Elderberry Care

Elderberries, in the genus Sambucus, are large bushes or shrubs native to the U.S. and Europe. The two most common species are S. nigra (European elderberry), hardy to zones 2-8, growing up an impressive 20 feet tall and S. canadensis (American elderberry), happy in zones 3-8, averaging about 10-12 feet tall. Note the red berries of less common S. racemosa (red elderberry) are poisonous, and the black berries can cause stomach upset if consumed raw.  Elderberries’ chief appeal are the tart blue-black fruits, which are delicious cooked with sugar in syrups, jams, cordials, and even wine. They are used medicinally for immune support. The lovely eight-inch white lacecap flowers preceding the fruit can be used in fritters or fermented. The American species and its cultivars are best for berry production. Newer cultivars of the European elderberry add gold, purple/black, or variegated foliage to the mix, making them real stars in the shrub border. They are very attractive to birds and pollinators.


Planting Elderberries

Choose a full sun location, with well-drained, moist, fertile soil with a pH between 5 and 6.5. For best berry production choose two varieties of American Elderberry (Sambucus canadensis). Allow 6-8 feet between plants. Incorporate manure and/or compost, but no other fertilizers the first year. Incorporate manure or compost before planting. Plant 2 inches deeper than grown in the nursery pot. Mulch and water well.

Watering Elderberries

Because elderberries are shallow rooted, it’s important to keep them especially well watered the first year or two to establish. Elderberry plants need approximately 1 inch of water each week, from bloom time to the end of harvest. If you are not getting enough rainfall, plants should be irrigated for optimum plant growth and fruit production, even after harvest. They do not tolerate dry spells easily.


Fertilizing Elderberries

Fertilize each year in early spring.  In their first two years, young elderberry plants appreciate 3 to 4 tablespoons of a high-nitrogen fertilizer. Depending on the plant’s growth, older plants can use 1 to 2 cups – however it’s easy to overdo. Use your judgement.  If your shrub is pumping out consistent new growth and canes, reduce the nitrogen by half or eliminate it altogether. If plants appear healthy but growth is slow, apply the recommended amount. If growth appears poor, increase nitrogen application by half.

Pruning Elderberries

Elderberries need little to no pruning in their first two years.
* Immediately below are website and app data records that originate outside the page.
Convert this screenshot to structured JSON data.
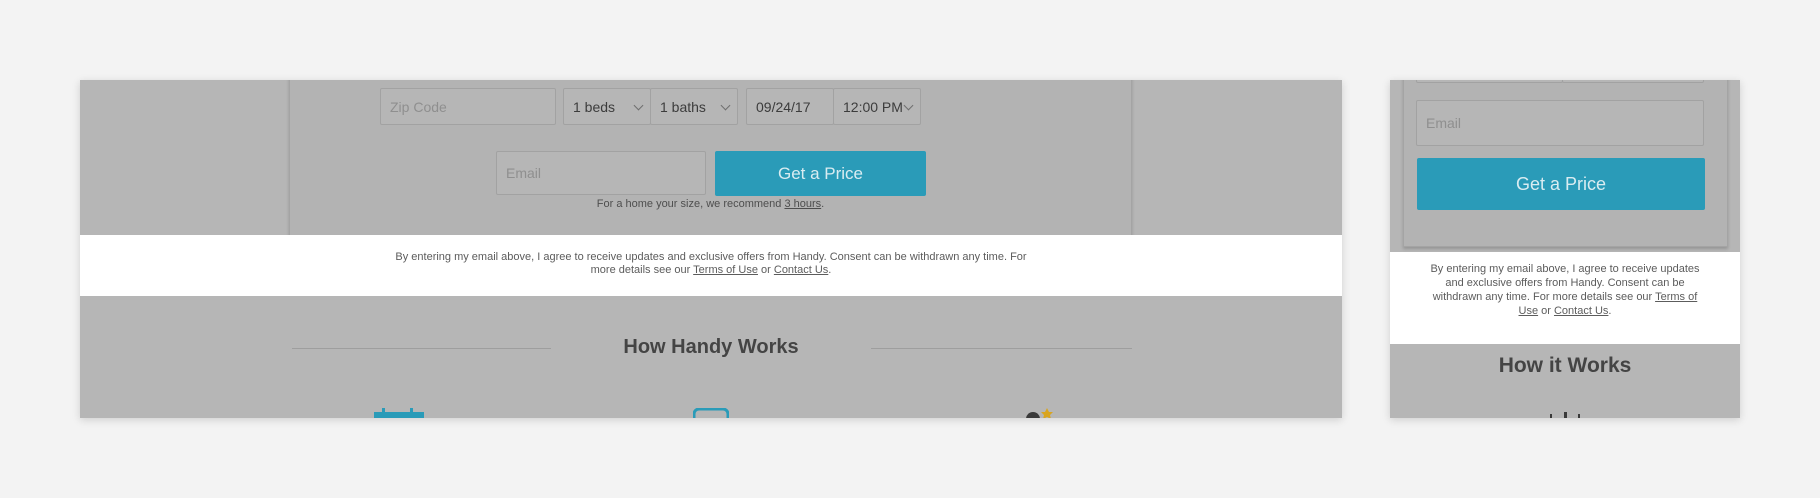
{
  "form": {
    "zip_placeholder": "Zip Code",
    "beds_value": "1 beds",
    "baths_value": "1 baths",
    "date_value": "09/24/17",
    "time_value": "12:00 PM",
    "email_placeholder": "Email",
    "submit_label": "Get a Price",
    "recommend_prefix": "For a home your size, we recommend ",
    "recommend_link": "3 hours",
    "recommend_suffix": "."
  },
  "consent": {
    "text": "By entering my email above, I agree to receive updates and exclusive offers from Handy. Consent can be withdrawn any time. For more details see our ",
    "terms_link": "Terms of Use",
    "or_text": " or ",
    "contact_link": "Contact Us",
    "end": "."
  },
  "desktop": {
    "section_title": "How Handy Works"
  },
  "mobile": {
    "section_title": "How it Works"
  },
  "colors": {
    "accent": "#2a9bb8",
    "overlay": "#b6b6b6",
    "page_bg": "#f3f3f3"
  },
  "icons": [
    "calendar-icon",
    "phone-icon",
    "star-cleaner-icon"
  ]
}
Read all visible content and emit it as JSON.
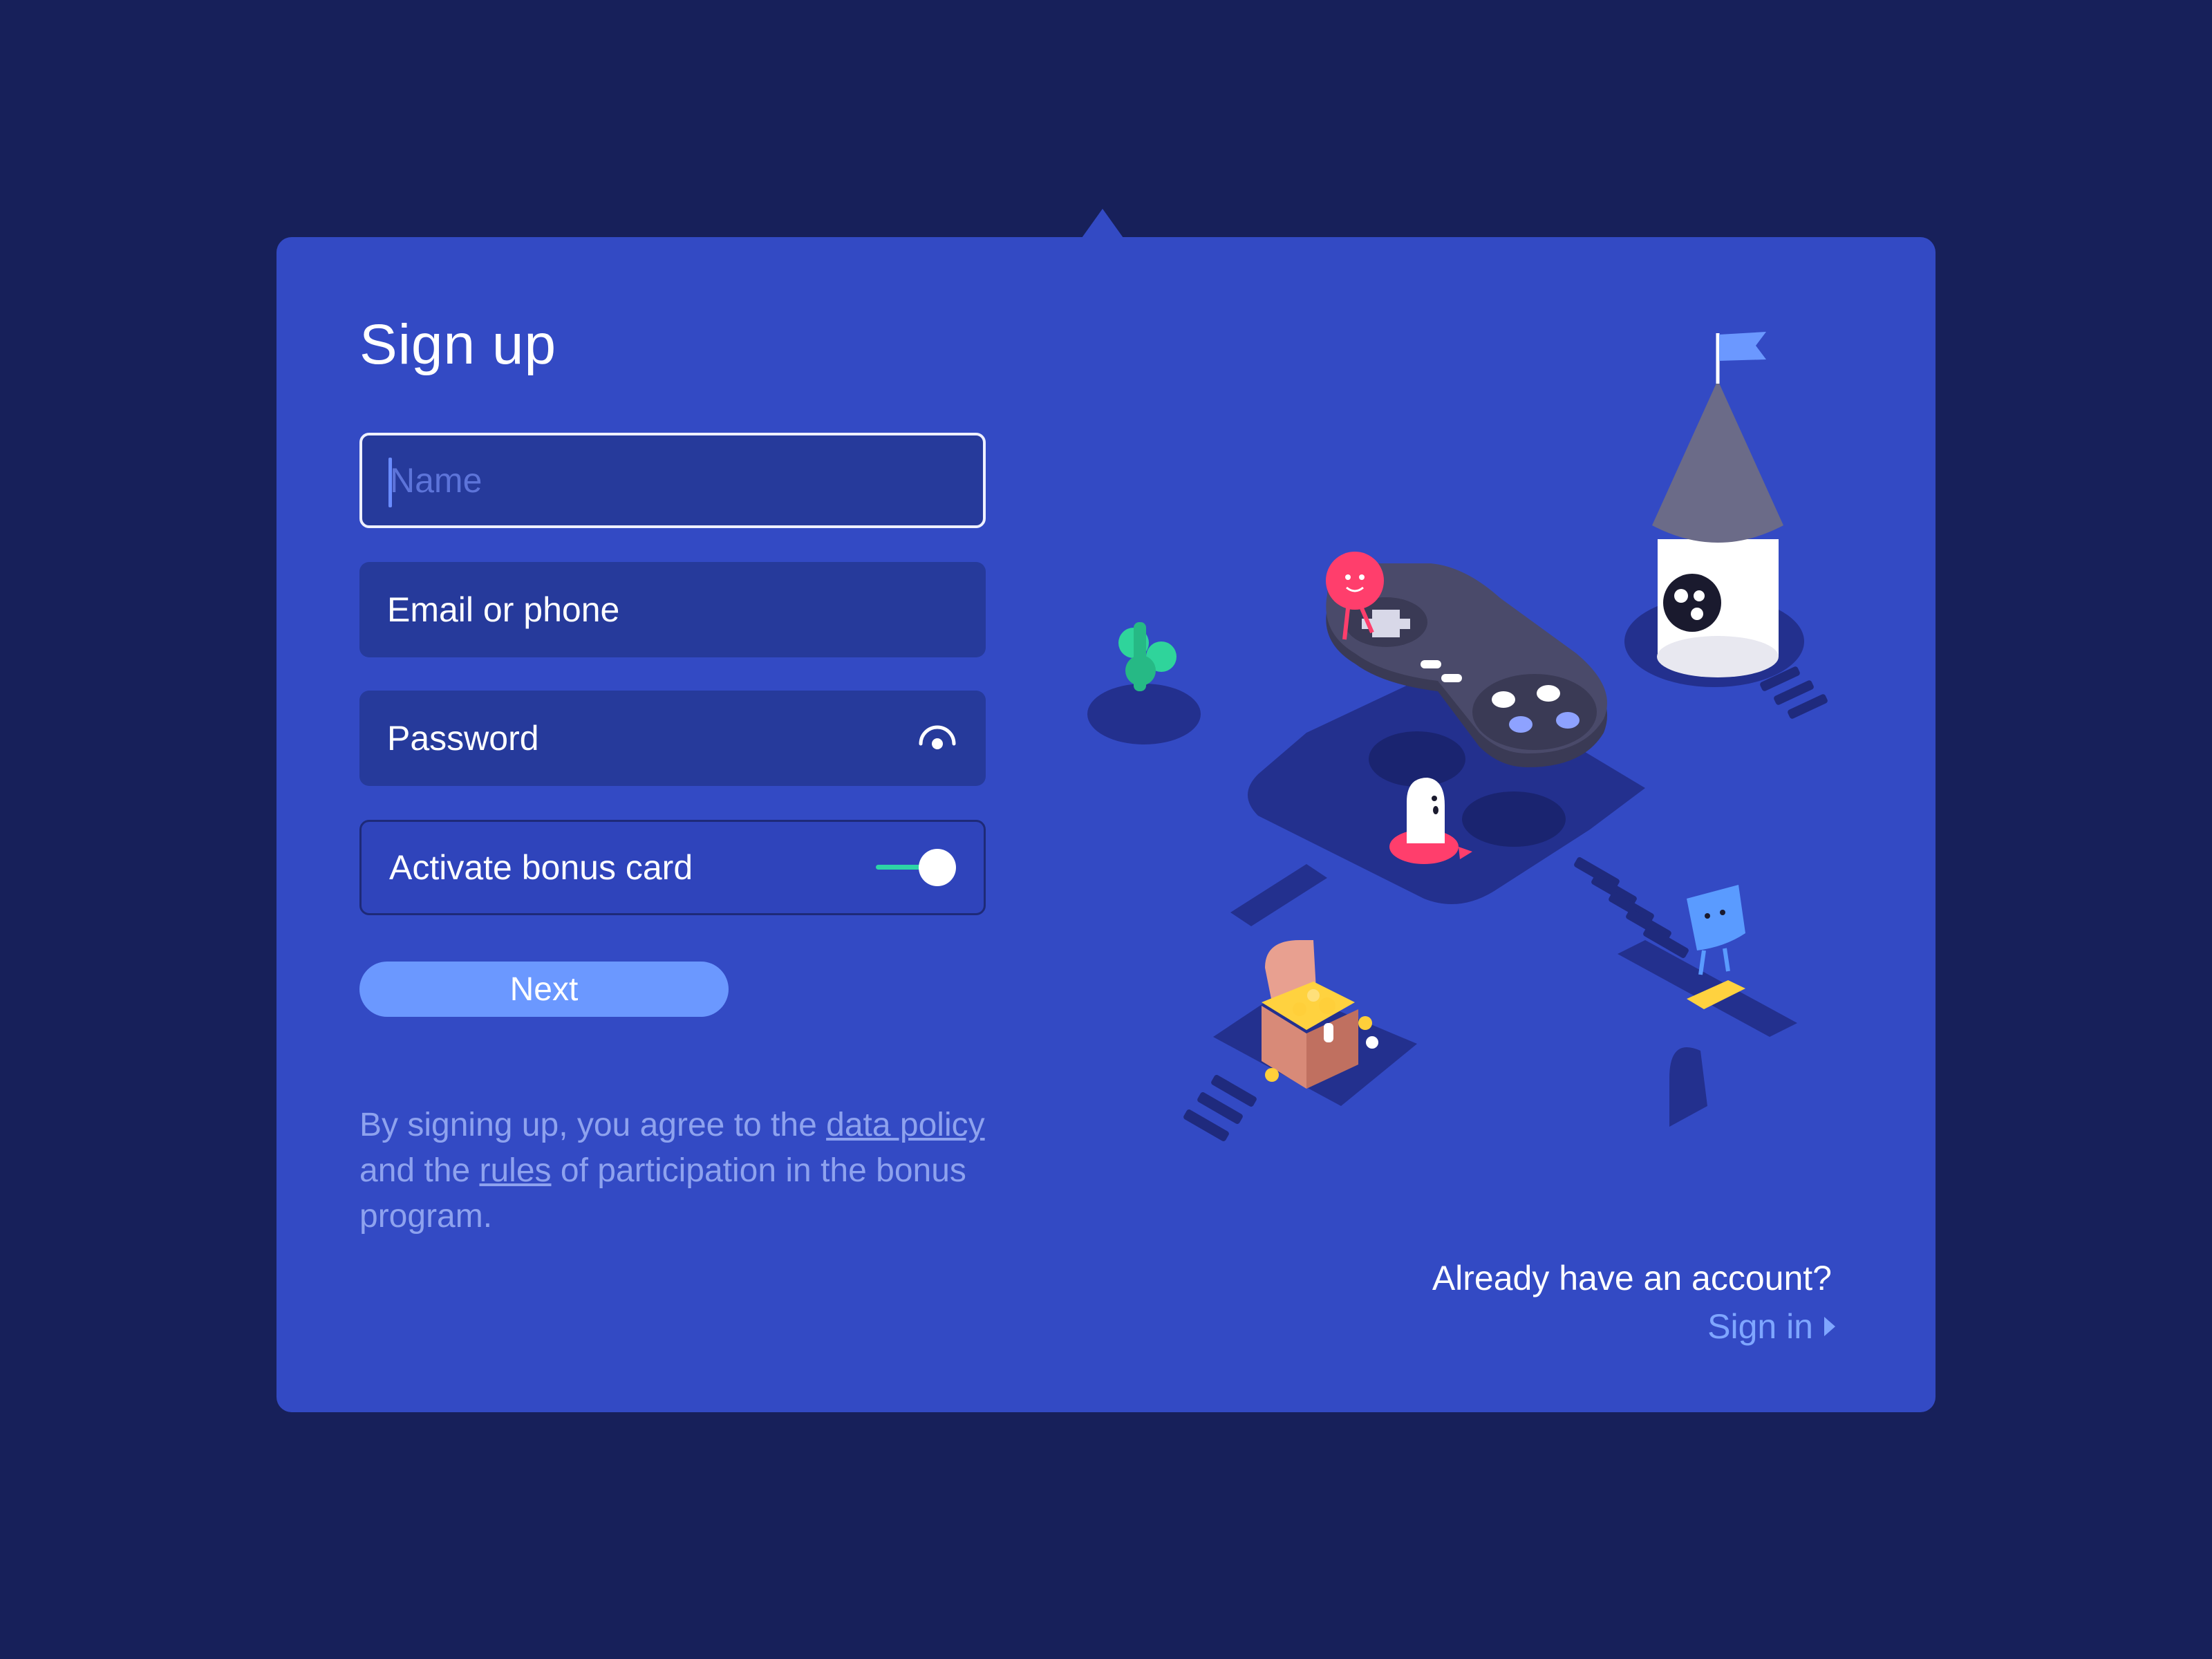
{
  "signup": {
    "title": "Sign up",
    "name_placeholder": "Name",
    "email_label": "Email or phone",
    "password_label": "Password",
    "bonus_label": "Activate bonus card",
    "bonus_enabled": true,
    "next_label": "Next"
  },
  "terms": {
    "prefix": "By signing up, you agree to the ",
    "link_data_policy": "data policy",
    "middle": " and the ",
    "link_rules": "rules",
    "suffix": " of participation in the bonus program."
  },
  "footer": {
    "already_text": "Already have an account?",
    "signin_label": "Sign in"
  },
  "icons": {
    "password_toggle": "eye-icon",
    "signin_arrow": "caret-right-icon"
  },
  "colors": {
    "page_bg": "#17205a",
    "card_bg": "#334ac4",
    "field_bg": "#263a9b",
    "accent": "#6b98ff",
    "toggle_on": "#2dd4a6"
  }
}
After that, prune yearly in early spring.

  1. First, remove dead, broken and weak canes.

  2. Next, prune out any canes three-years-old or more to encourage new, fruitful canes. 

  3. After three years, productivity of canes declines and they become more susceptible to winter breakage. 

Caring For Elderberries in Pots

First, choose a variety that stays under five feet tall so it will be happy in a container long-term.
Plant with high-quality potting mix and organic matter like compost in a container with excellent drainage. Use a balanced slow-release fertilizer in spring unless it is under two years old, in which case it may appreciate extra nitrogen (see “Fertilizing”). Consistent pruning is needed, especially removing three-year-old canes, to help keep the plant in a pot.


Winter Care for Elderberries

Elderberries don’t need much in the way of winter care. In autumn, clean up fallen foliage and mulch well, compost if desired. If rabbits are common in your area, consider installing a temporary hardware cloth cage in late November buried in the soil with the branches tied together inside. Remove in mid-April.


Common Elderberry Questions

Do Elderberry Bushes Spread?

Sambucus nigra, elderberry, should not be planted in the Midwest as the conditions there are optimal and it has been found to be potentially invasive.

Why Elderberry Leaves Turning Brown?

Browning leaves on elderberry can be indicative of a major issue that must be dealt with, for the plant to survive. Brown leaves likely mean an infestation of long-horned borers or a fungal disease in the soil, called verticillium. 

What Is The Growth Rate For Elderberry?

Elderberry bushes have a moderately fast growth rate and can grow to between 6 and 12 feet, within the first few years after planting.  

Are Elderberries Drought Tolerant?

Elderberry generally needs a good, slow, deep watering once a week during the first year, and are generally thought of as drought-tolerant after their roots are mature and well established, around year 3. 

How Many Elderberries Do I Need For Pollination?

You'll need at least two elderberry bushes of the same species for cross-pollination, this will help increase berry production. They should be planted within 50 or 60 feet of each other.

Is Elderberry A Tree Or Bush?

Elderberry is multi-stemmed, deciduous shrubs.

Have a question about Elderberry Bush? Fill out the form below and we will try and get back to your question as soon as possible. We may even feature your question on this article to help other gardeners!

Erica Browne Grivas Profile Pic

Author Erica Browne Grivas - Published 06-14-2021